In the article, Espenshade said that, at selective private schools, eliminating affirmative action policies will decrease the number of black and Hispanic students by about 60 percent and 33 percent, respectively.
Should universities become less racially diverse, Rooks said that there is a risk that minority students will not perform as well in the classroom and even beyond college when they enter the workforce.
In schools that are racially diverse, “African Americans and Hispanics learn more in integrated schools, get better grades in college, graduate in larger numbers and secure better jobs,” Rooks wrote in an article she published in Time Magazine on May 24.

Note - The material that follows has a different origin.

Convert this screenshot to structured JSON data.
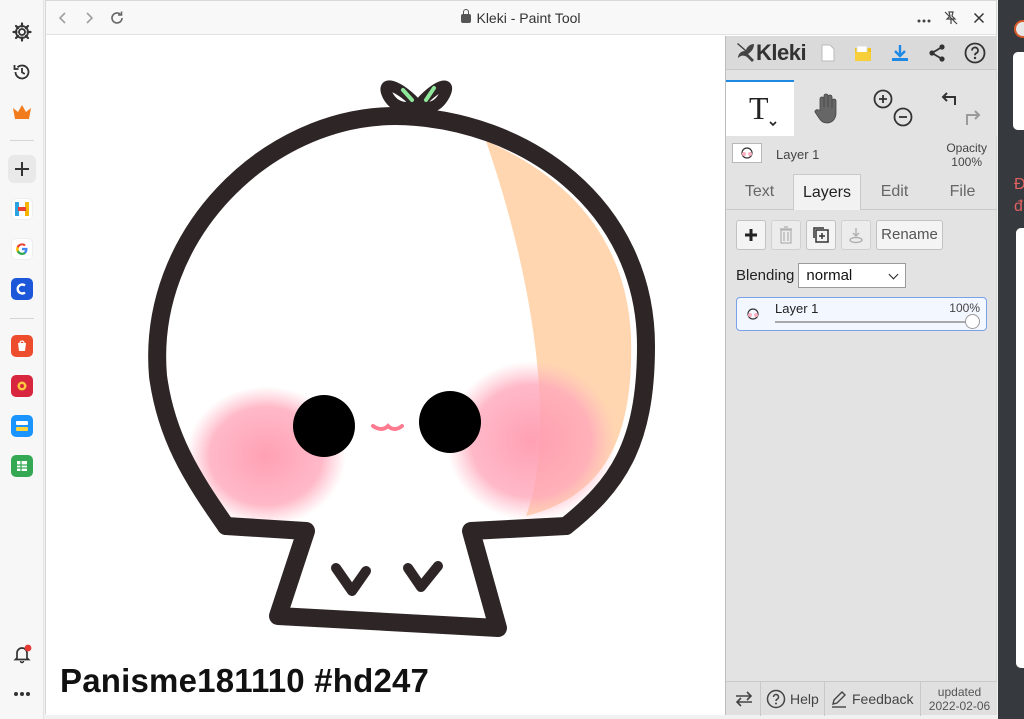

But affirmative action has faced opposition from some Supreme Court justices, including Justice Clarence Thomas.
“I was taught there’s no real difference between blacks and whites, and I never thought there was supposed to be an easier or different road for us,” he said in a Feb. 28 interview with Businessweek.
Amid uncertainty over how the Supreme Court will rule on the case, Brennan Cumming ’15 said he hopes that the court will protect affirmative action.
Cumming said that he has benefited from Cornell’s diverse student body both in and out of the classroom, and expressed concern about the possibility that the University would have to eliminate its affirmative action policy.
“It’s a lot more rewarding in terms of a real world education to be exposed to people of different backgrounds in college,” he said. “I think affirmative action, to some extent, helps accomplish that.”
Original Author: Margaret Yoder